Exploring the software equivalent to an ingredients list By Tim Mackey

A foundational element of application security is understanding the components that make up the software that powers your business. After all, you can’t work to secure something you don’t know you’re using.

That is where the value of a software Bill of Materials (SBOM) comes in. An SBOM is an inventory of all the libraries, components and dependencies that make up a software application. You can think of it being similar to the ingredients list on any packaged food product. Say, for instance, you buy a mass-produced cheesecake from your local supermarket. You might expect to see soft cheese, graham cracker crumbs, butter and sugar on the ingredient list; dig a little deeper though, and you will find that some ingredients have their own list of ingredients too. In this case, graham crackers introduce flour, honey, salt, soy lecithin, soybean oil, artificial flavoring and so on, into the mix.

Now imagine we learn that one of these ingredients, say the flour used in the graham crackers, had been contaminated. To protect the public a recall should be issued, but to do so first requires knowing there is a contamination, what the source of the contamination was, where else that contaminated ingredient might be used, and so on. Even if the contamination is minor, it still needs to be addressed, and what the resolution process is going to be specific to the type of contamination, where it originated from and how the contaminated ingredient is used.

Bolstering security

But then, the question emerges: how are the consumers protected from purchasing and eating this botched batch of cakes? And who is responsible if such spoiled ingredients are incorporated into the cake’s batter? This ambiguity can quickly take the situation from bad to worse, and therefore, requires organizations to be intentional about the ingredients they use; knowing what is being used and where they come from.

To circle this back to software security, manufacturers also need to be attentive to the software components they use within their applications. The reasons for doing so are multi-fold. On one hand, it is fundamental to building and protecting trust associated with your brand. If your cheesecake is found to be the source of widespread food poisoning, or your broken software leads to a massive breach of sensitive data, it goes without saying that you will lose existing and potential customers. Equally, it is crucial in ensuring you are protected legally. Failing to dedicate the necessary time and resources into bolstering an application’s security can lead to significant financial losses in the form of lawsuits or regulatory fines. In truth though, a moral responsibility to protect end-users from using software components that may contain software security vulnerabilities or software license concerns should be factored in too.

Trust and transparency

Interestingly, the 2023 Open Source Security and Risk Analysis (OSSRA) report found that 91 percent of audited codebases contained outdated versions of open source components, and that most commercial software is based on open source components. Unless an organization maintains an accurate and up to date SBOM, an outdated component can easily be forgotten until it becomes vulnerable to a high-risk exploit.

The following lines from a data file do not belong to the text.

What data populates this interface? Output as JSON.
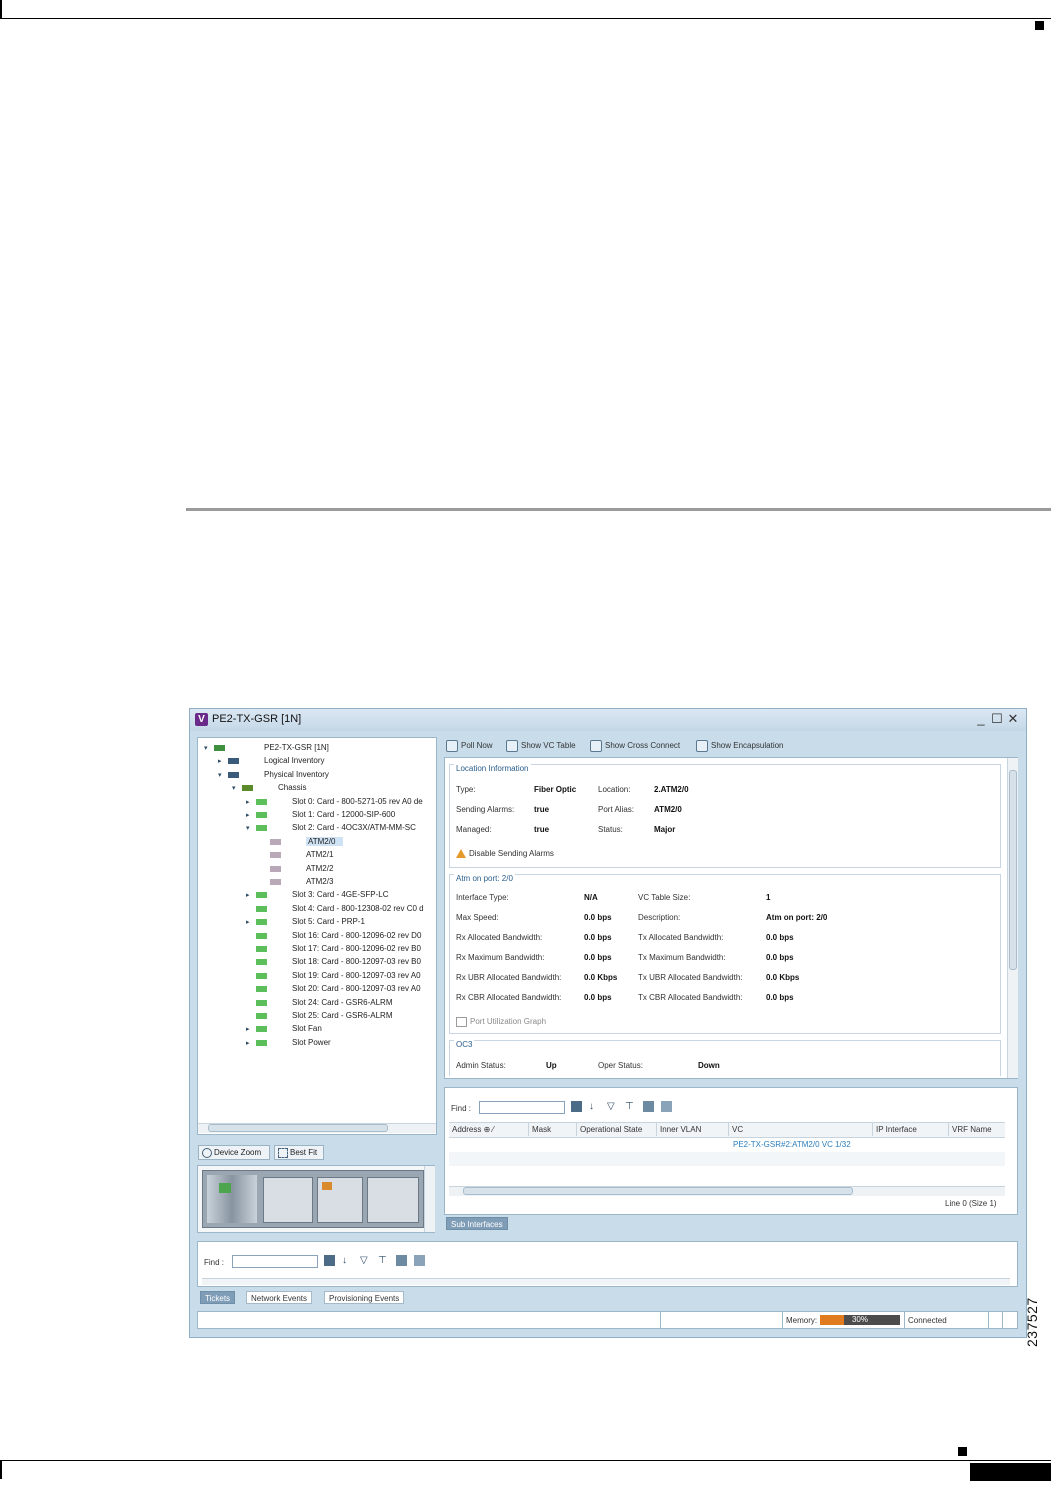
{
  "figure": {
    "number": "237527"
  },
  "window": {
    "title": "PE2-TX-GSR [1N]",
    "app_icon_letter": "V",
    "controls": {
      "minimize": "_",
      "maximize": "☐",
      "close": "✕"
    }
  },
  "tree": {
    "items": [
      {
        "label": "PE2-TX-GSR [1N]",
        "icon": "device-icon",
        "expanded": true
      },
      {
        "label": "Logical Inventory",
        "icon": "logical-inventory-icon",
        "expanded": false
      },
      {
        "label": "Physical Inventory",
        "icon": "physical-inventory-icon",
        "expanded": true
      },
      {
        "label": "Chassis",
        "icon": "chassis-icon",
        "expanded": true
      },
      {
        "label": "Slot 0: Card - 800-5271-05 rev A0 de",
        "icon": "card-icon",
        "expanded": false
      },
      {
        "label": "Slot 1: Card - 12000-SIP-600",
        "icon": "card-icon",
        "expanded": false
      },
      {
        "label": "Slot 2: Card - 4OC3X/ATM-MM-SC",
        "icon": "card-icon",
        "expanded": true
      },
      {
        "label": "ATM2/0",
        "icon": "port-icon",
        "selected": true
      },
      {
        "label": "ATM2/1",
        "icon": "port-icon"
      },
      {
        "label": "ATM2/2",
        "icon": "port-icon"
      },
      {
        "label": "ATM2/3",
        "icon": "port-icon"
      },
      {
        "label": "Slot 3: Card - 4GE-SFP-LC",
        "icon": "card-icon",
        "expanded": false
      },
      {
        "label": "Slot 4: Card - 800-12308-02 rev C0 d",
        "icon": "card-icon"
      },
      {
        "label": "Slot 5: Card - PRP-1",
        "icon": "card-icon",
        "expanded": false
      },
      {
        "label": "Slot 16: Card - 800-12096-02 rev D0",
        "icon": "card-icon"
      },
      {
        "label": "Slot 17: Card - 800-12096-02 rev B0",
        "icon": "card-icon"
      },
      {
        "label": "Slot 18: Card - 800-12097-03 rev B0",
        "icon": "card-icon"
      },
      {
        "label": "Slot 19: Card - 800-12097-03 rev A0",
        "icon": "card-icon"
      },
      {
        "label": "Slot 20: Card - 800-12097-03 rev A0",
        "icon": "card-icon"
      },
      {
        "label": "Slot 24: Card - GSR6-ALRM",
        "icon": "card-icon"
      },
      {
        "label": "Slot 25: Card - GSR6-ALRM",
        "icon": "card-icon"
      },
      {
        "label": "Slot Fan",
        "icon": "card-icon",
        "expanded": false
      },
      {
        "label": "Slot Power",
        "icon": "card-icon",
        "expanded": false
      }
    ]
  },
  "map": {
    "device_zoom": "Device Zoom",
    "best_fit": "Best Fit"
  },
  "toolbar": {
    "poll_now": "Poll Now",
    "show_vc_table": "Show VC Table",
    "show_cross_connect": "Show Cross Connect",
    "show_encapsulation": "Show Encapsulation"
  },
  "location": {
    "title": "Location Information",
    "type_label": "Type:",
    "type_value": "Fiber Optic",
    "location_label": "Location:",
    "location_value": "2.ATM2/0",
    "sending_alarms_label": "Sending Alarms:",
    "sending_alarms_value": "true",
    "port_alias_label": "Port Alias:",
    "port_alias_value": "ATM2/0",
    "managed_label": "Managed:",
    "managed_value": "true",
    "status_label": "Status:",
    "status_value": "Major",
    "disable_alarms": "Disable Sending Alarms"
  },
  "atm_port": {
    "title": "Atm on port: 2/0",
    "interface_type_label": "Interface Type:",
    "interface_type_value": "N/A",
    "vc_table_size_label": "VC Table Size:",
    "vc_table_size_value": "1",
    "max_speed_label": "Max Speed:",
    "max_speed_value": "0.0 bps",
    "description_label": "Description:",
    "description_value": "Atm on port: 2/0",
    "rx_alloc_label": "Rx Allocated Bandwidth:",
    "rx_alloc_value": "0.0 bps",
    "tx_alloc_label": "Tx Allocated Bandwidth:",
    "tx_alloc_value": "0.0 bps",
    "rx_max_label": "Rx Maximum Bandwidth:",
    "rx_max_value": "0.0 bps",
    "tx_max_label": "Tx Maximum Bandwidth:",
    "tx_max_value": "0.0 bps",
    "rx_ubr_label": "Rx UBR Allocated Bandwidth:",
    "rx_ubr_value": "0.0 Kbps",
    "tx_ubr_label": "Tx UBR Allocated Bandwidth:",
    "tx_ubr_value": "0.0 Kbps",
    "rx_cbr_label": "Rx CBR Allocated Bandwidth:",
    "rx_cbr_value": "0.0 bps",
    "tx_cbr_label": "Tx CBR Allocated Bandwidth:",
    "tx_cbr_value": "0.0 bps",
    "port_util_graph": "Port Utilization Graph"
  },
  "oc3": {
    "title": "OC3",
    "admin_status_label": "Admin Status:",
    "admin_status_value": "Up",
    "oper_status_label": "Oper Status:",
    "oper_status_value": "Down"
  },
  "subif_table": {
    "find_label": "Find :",
    "columns": [
      "Address",
      "Mask",
      "Operational State",
      "Inner VLAN",
      "VC",
      "IP Interface",
      "VRF Name"
    ],
    "rows": [
      {
        "vc": "PE2-TX-GSR#2:ATM2/0 VC 1/32"
      }
    ],
    "status": "Line 0 (Size 1)",
    "tab": "Sub Interfaces"
  },
  "bottom": {
    "find_label": "Find :",
    "tabs": [
      "Tickets",
      "Network Events",
      "Provisioning Events"
    ],
    "active_tab": "Tickets"
  },
  "statusbar": {
    "memory_label": "Memory:",
    "memory_percent": 30,
    "memory_text": "30%",
    "connection": "Connected"
  }
}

Where a cheesecake recipe might have a dozen ingredients, modern software can have over 600 components in its ingredient list – even if there are only a dozen explicitly declared components to the software recipe. When dealing with such a large number of components, identifying each component by name becomes particularly difficult.

For example, was the version of openssl used in the application downloaded from GitHub, compiled from an official source tree, distributed with an operating system or embedded in a commercial software package? Each of these versions likely have different authors, or suppliers, and could easily have different configurations and features. Uniquely identifying each version is critical when addressing a risk, such as patching a vulnerability.

The good news is that steps are being taken globally and initiatives are already underway to strengthen software security practices through supply chains. Standard SBOM formats such as Software Package Data Exchange (SPDX) and CycloneDX allow organizations to exchange information as well as build trust and transparency in the way software is created, distributed and used. SPDX is also known as ISO/IEC 5962:2021, which makes it an international open standard.

While most of the recent attention paid to SBOMs can be traced to President Biden’s 2021 Executive Order 14028 on Improving the Nation’s Cybersecurity, the reality is that SBOMs have been quite common with regulators like the FDA or IMDRF as a means to validate the software risks present in medical devices. This same use case is maturing within automotive supply chains and isn’t just an American phenomenon.

Software supply chain

Having said that, there is still some way to go in the maturity of the SBOM market. Although standards do encourage the sharing of information, most organizations are struggling to generate accurate and complete SBOMs and recipients of SBOMs often don’t have processes to benefit from the information in an SBOM. It is also easy to fall into the perception that having a list of components is enough, but really, organizations need to actively engage and manage their software supply chain. One way to overcome these challenges and the complexity of tracking all the components making up an application is to employ an automated software composition analysis (SCA) tool. Automation ensures your SBOM is accurate and up-to-date, taking measures to protect the software your customers depend on. That way, when guidance suddenly becomes law, as happened in the US with Congress passing the Consolidated Appropriations Act 2023 modified the Food, Drug, and Cosmetics Act to require makers of connected medical devices to submit SBOMs with their regulatory filings, the SBOMs for your applications are already accurate and complete.

For a list of the sources used in this article, please contact the editor.